— What you will do —
Repeat the records word for word.

···

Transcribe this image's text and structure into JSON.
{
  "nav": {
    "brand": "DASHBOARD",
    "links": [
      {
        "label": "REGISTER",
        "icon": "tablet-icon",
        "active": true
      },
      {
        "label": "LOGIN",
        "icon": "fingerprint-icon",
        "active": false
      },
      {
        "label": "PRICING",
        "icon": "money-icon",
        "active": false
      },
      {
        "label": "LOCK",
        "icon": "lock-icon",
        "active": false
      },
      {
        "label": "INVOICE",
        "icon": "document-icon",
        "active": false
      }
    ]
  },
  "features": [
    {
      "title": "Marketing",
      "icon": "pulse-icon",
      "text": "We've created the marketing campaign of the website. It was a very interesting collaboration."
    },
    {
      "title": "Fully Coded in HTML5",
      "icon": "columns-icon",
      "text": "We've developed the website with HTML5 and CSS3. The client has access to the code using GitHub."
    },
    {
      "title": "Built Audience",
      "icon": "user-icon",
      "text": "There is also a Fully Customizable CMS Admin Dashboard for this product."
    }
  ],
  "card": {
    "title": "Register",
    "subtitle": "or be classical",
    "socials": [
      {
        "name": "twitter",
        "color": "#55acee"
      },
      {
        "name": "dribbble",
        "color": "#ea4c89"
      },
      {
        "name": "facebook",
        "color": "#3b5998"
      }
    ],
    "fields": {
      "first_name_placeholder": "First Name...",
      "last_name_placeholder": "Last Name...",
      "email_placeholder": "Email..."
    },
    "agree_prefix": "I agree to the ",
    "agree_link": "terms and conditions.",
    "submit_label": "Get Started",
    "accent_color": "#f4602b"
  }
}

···

— Answer to this problem —
Transcribe this image's text and structure into JSON.
{
  "nav": {
    "brand": "DASHBOARD",
    "links": [
      {
        "label": "REGISTER",
        "icon": "tablet-icon",
        "active": true
      },
      {
        "label": "LOGIN",
        "icon": "fingerprint-icon",
        "active": false
      },
      {
        "label": "PRICING",
        "icon": "money-icon",
        "active": false
      },
      {
        "label": "LOCK",
        "icon": "lock-icon",
        "active": false
      },
      {
        "label": "INVOICE",
        "icon": "document-icon",
        "active": false
      }
    ]
  },
  "features": [
    {
      "title": "Marketing",
      "icon": "pulse-icon",
      "text": "We've created the marketing campaign of the website. It was a very interesting collaboration."
    },
    {
      "title": "Fully Coded in HTML5",
      "icon": "columns-icon",
      "text": "We've developed the website with HTML5 and CSS3. The client has access to the code using GitHub."
    },
    {
      "title": "Built Audience",
      "icon": "user-icon",
      "text": "There is also a Fully Customizable CMS Admin Dashboard for this product."
    }
  ],
  "card": {
    "title": "Register",
    "subtitle": "or be classical",
    "socials": [
      {
        "name": "twitter",
        "color": "#55acee"
      },
      {
        "name": "dribbble",
        "color": "#ea4c89"
      },
      {
        "name": "facebook",
        "color": "#3b5998"
      }
    ],
    "fields": {
      "first_name_placeholder": "First Name...",
      "last_name_placeholder": "Last Name...",
      "email_placeholder": "Email..."
    },
    "agree_prefix": "I agree to the ",
    "agree_link": "terms and conditions.",
    "submit_label": "Get Started",
    "accent_color": "#f4602b"
  }
}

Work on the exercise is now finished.